| ABOUT THIS EXERCISE |
Each line of the data below that carries the word "JSON" needs to be copied.

| RECORDS SHOWN |
%%

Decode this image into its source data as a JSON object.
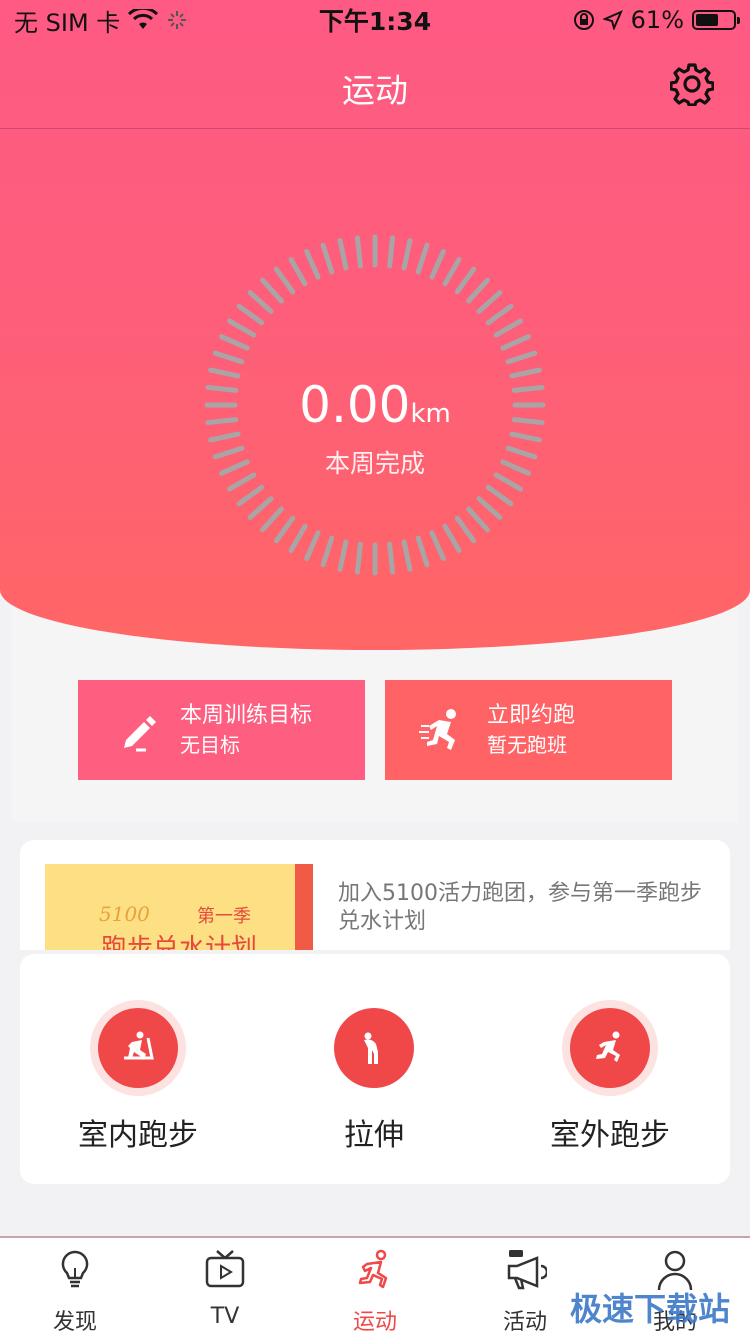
{
  "status": {
    "carrier": "无 SIM 卡",
    "time": "下午1:34",
    "battery": "61%",
    "battery_level": 0.61
  },
  "nav": {
    "title": "运动"
  },
  "weekly": {
    "distance": "0.00",
    "unit": "km",
    "label": "本周完成"
  },
  "actions": {
    "goal": {
      "title": "本周训练目标",
      "subtitle": "无目标"
    },
    "run": {
      "title": "立即约跑",
      "subtitle": "暂无跑班"
    }
  },
  "banner": {
    "logo": "5100",
    "season": "第一季",
    "headline": "跑步兑水计划",
    "text": "加入5100活力跑团，参与第一季跑步兑水计划"
  },
  "modes": [
    {
      "label": "室内跑步",
      "icon": "treadmill-icon"
    },
    {
      "label": "拉伸",
      "icon": "stretch-icon"
    },
    {
      "label": "室外跑步",
      "icon": "runner-icon"
    }
  ],
  "tabs": [
    {
      "label": "发现",
      "icon": "lightbulb-icon"
    },
    {
      "label": "TV",
      "icon": "tv-icon"
    },
    {
      "label": "运动",
      "icon": "running-icon",
      "active": true
    },
    {
      "label": "活动",
      "icon": "megaphone-icon"
    },
    {
      "label": "我的",
      "icon": "user-icon"
    }
  ],
  "watermark": "极速下载站",
  "colors": {
    "accent": "#fe5a84",
    "active": "#f04848",
    "run_button": "#ff6366"
  }
}
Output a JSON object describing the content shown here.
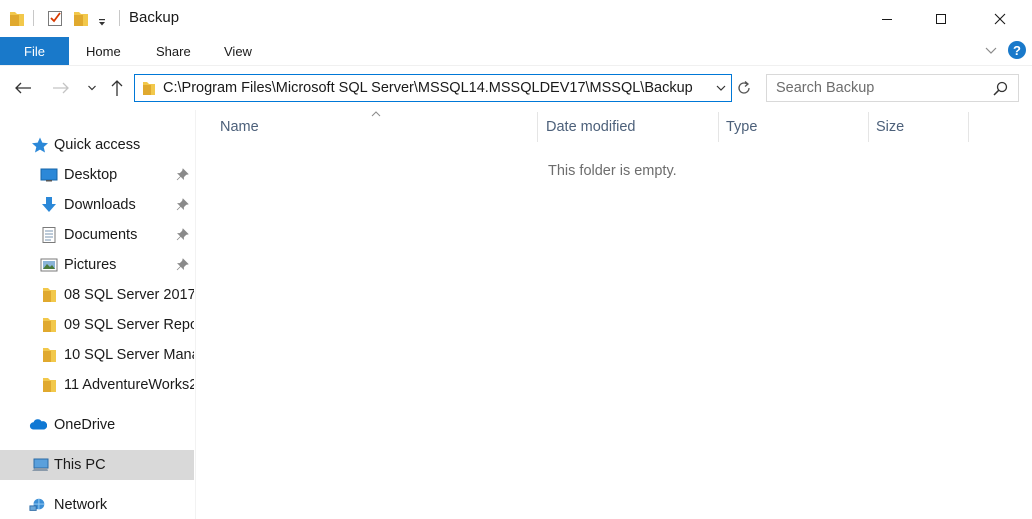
{
  "window": {
    "title": "Backup"
  },
  "ribbon": {
    "tabs": [
      {
        "label": "File"
      },
      {
        "label": "Home"
      },
      {
        "label": "Share"
      },
      {
        "label": "View"
      }
    ],
    "help_label": "?"
  },
  "address": {
    "path": "C:\\Program Files\\Microsoft SQL Server\\MSSQL14.MSSQLDEV17\\MSSQL\\Backup"
  },
  "search": {
    "placeholder": "Search Backup"
  },
  "sidebar": {
    "items": [
      {
        "label": "Quick access",
        "icon": "star-icon"
      },
      {
        "label": "Desktop",
        "icon": "desktop-icon",
        "pinned": true
      },
      {
        "label": "Downloads",
        "icon": "download-icon",
        "pinned": true
      },
      {
        "label": "Documents",
        "icon": "documents-icon",
        "pinned": true
      },
      {
        "label": "Pictures",
        "icon": "pictures-icon",
        "pinned": true
      },
      {
        "label": "08 SQL Server 2017",
        "icon": "folder-icon"
      },
      {
        "label": "09 SQL Server Repo",
        "icon": "folder-icon"
      },
      {
        "label": "10 SQL Server Mana",
        "icon": "folder-icon"
      },
      {
        "label": "11 AdventureWorks2",
        "icon": "folder-icon"
      },
      {
        "label": "OneDrive",
        "icon": "cloud-icon"
      },
      {
        "label": "This PC",
        "icon": "computer-icon",
        "selected": true
      },
      {
        "label": "Network",
        "icon": "network-icon"
      }
    ]
  },
  "columns": [
    {
      "label": "Name"
    },
    {
      "label": "Date modified"
    },
    {
      "label": "Type"
    },
    {
      "label": "Size"
    }
  ],
  "content": {
    "empty_message": "This folder is empty."
  },
  "colors": {
    "accent": "#1979ca",
    "address_border": "#0078d7",
    "folder": "#f2c84b",
    "selected_bg": "#d9d9d9"
  }
}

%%

| ANSWER SECTION |
Decode this image into its source data as a JSON object.
Output a JSON object describing the content shown here.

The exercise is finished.